Concerning the contemporary American landscape and the role 'language' plays, explicit and implicit- within this contextual framework, "1 oz light rum, 1/2 oz lime juice, 1/2 oz orange curacao, 1/2 oz orgeat syrup, 1 oz dark rum, add 1 maraschino cherry", critically investigates how historically specific models and cultural traditions have been absorbed, co-opted, and repurposed to fit the needs of the popular landscape, engaging the histories of abstraction, conceptual art, and pop culture. Employing both art historical and mass media references the work re-contextualizes/positions mundane & disparate icons of consumer culture with an eye towards both art history & the legacy of Middle America "life-styling".

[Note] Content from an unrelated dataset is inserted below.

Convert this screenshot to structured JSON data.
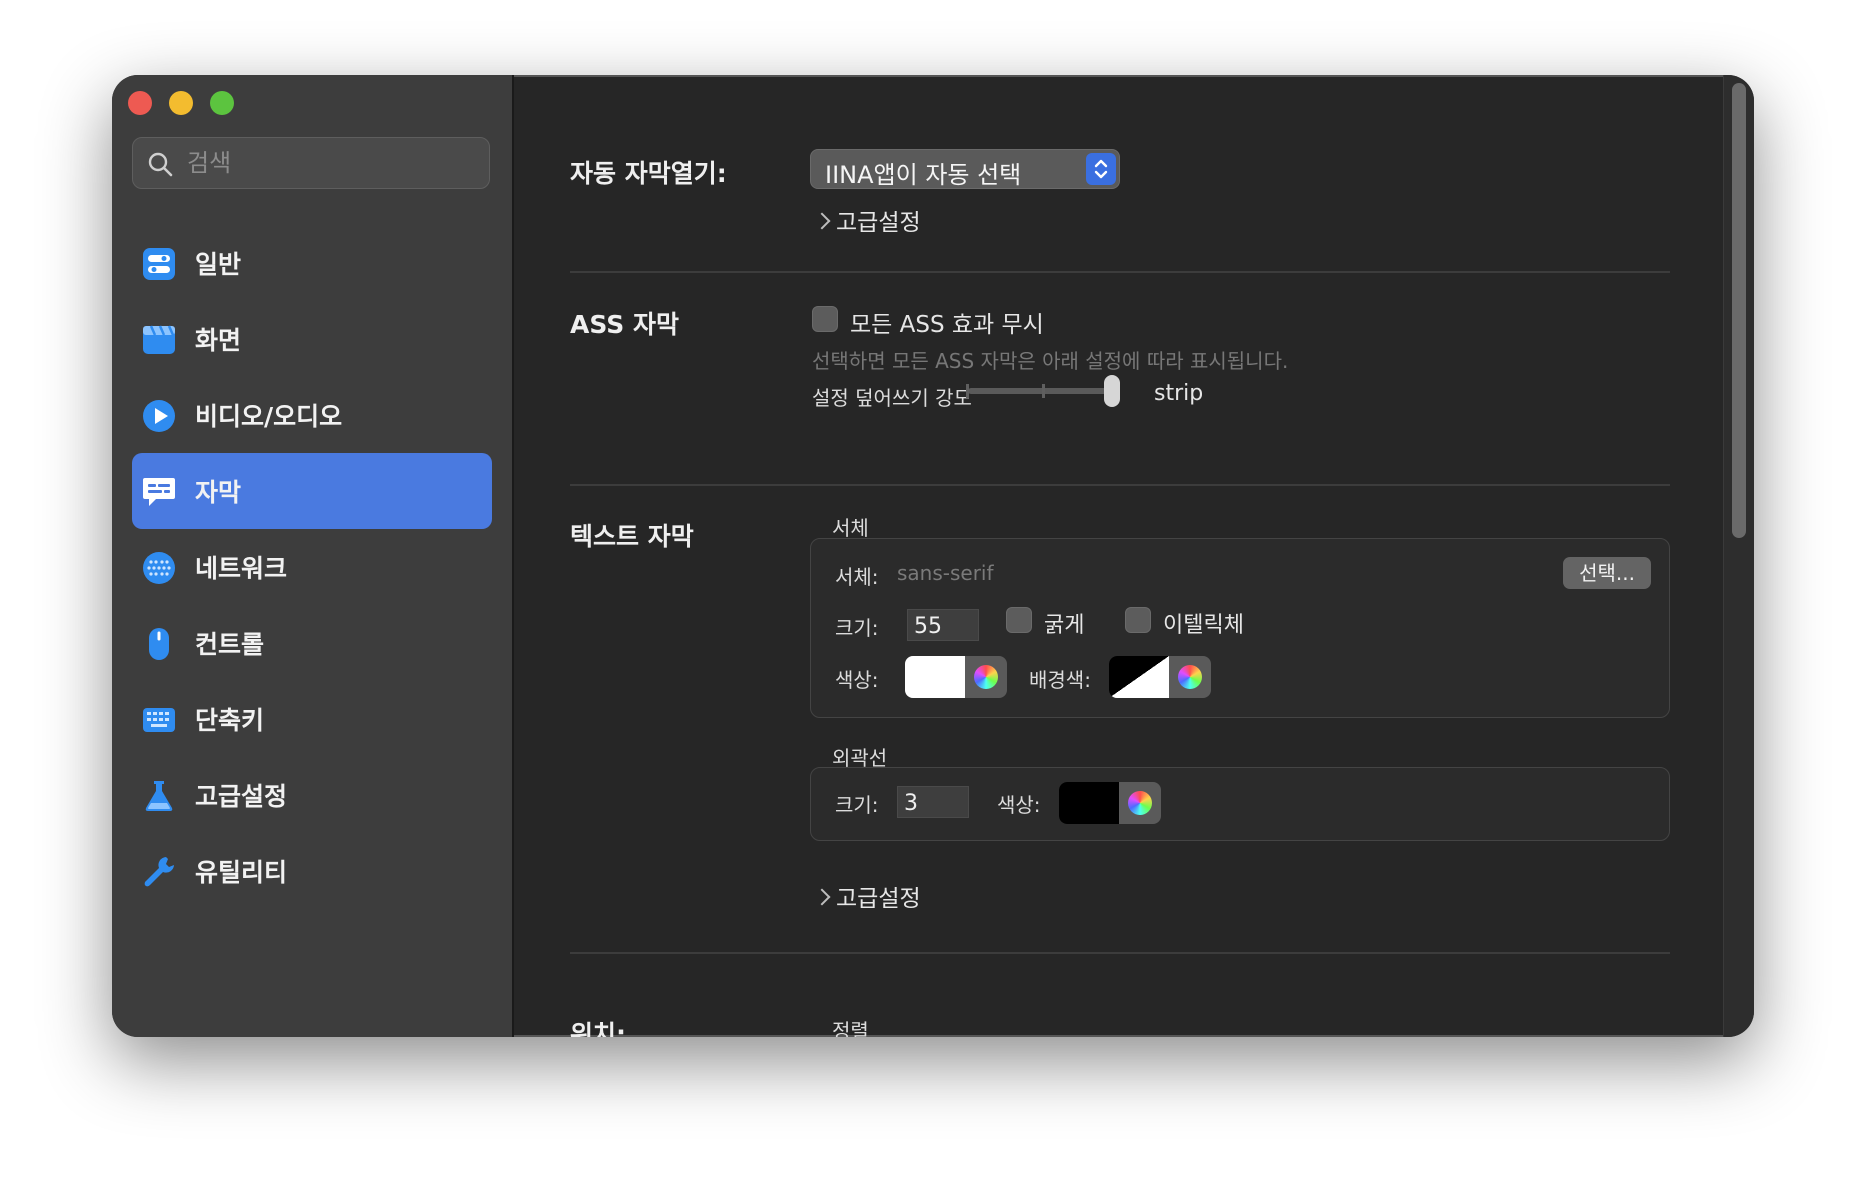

Phelan's D'où Venons Nous/Que Sommes Nous/Où Allons Nous- a series of commissioned hand-carved 'tiki' busts- is steeped in the history of Paul Gauguin and his years spent in the tropics, specifically his residence in the French colony of Tahiti; and Primitivism- the Western art movement borrowing of visual forms from non-Western people. Analogous to Primitivism, Exoticism by definition, is "the charm of the unfamiliar." Alden Jones defines 'exoticism' as the representation of one culture for consumption by another. Like Gauguin, and his intrigue with and the exotic, so were American soldiers' returning home from World War II- bringing with them stories and souvenirs from the South Pacific. James Michener won the 1948 Pulitzer Prize for his collection of short stories, Tales of the South Pacific, which in turn was the basis for 'South Pacific', the 1949 musical by Rodgers and Hammerstein. Consequently in 1934 the first Polynesian-themed bar and restaurant opened in Hollywood- Don the Beachcomber- credited as being the first tiki restaurant from which all other eateries and bars "borrowed"; as well as singlehandedly having created the tropical drink genre (ie Scorpion, Zombie, Howard Hughes). Three years later, Victor Bergeron, better known as Trader Vic, adopted a Tiki theme for his restaurant in Oakland, and with it, the creation of the Mai-Tai. The rest as they say is history.

Propped, leaning along the gallery walls, Rust Never Sleeps, consists of a series of cast bronze bamboo poles varying in length and width. Similarly, Phelan's nod to Orientalism recalls the 'decorative' bamboo poles ubiquitous among such 'life-stying' import boutiques as Pier 1. Started as a single store in San Mateo, California in 1962, the original store catered to post-World War II  hippy baby boomers looking for beanbag chairs, love beads and incense; later incorporating imitations of aspects of eastern cultures by way of the West. It's title- 'Rust Never Sleeps'- is borrowed from Neil Young's 1979 album by the same name. The title, suggested by Mark Mothersbaugh of the New Wave band Devo, was borrowed by Young from the slogan for Rust-Oleum paint- an aphorism describing Young's musical self-renewal to overcome his growing irrelevance.

Michael Phelan is represented by Mitterrand + Sanz in Zurich.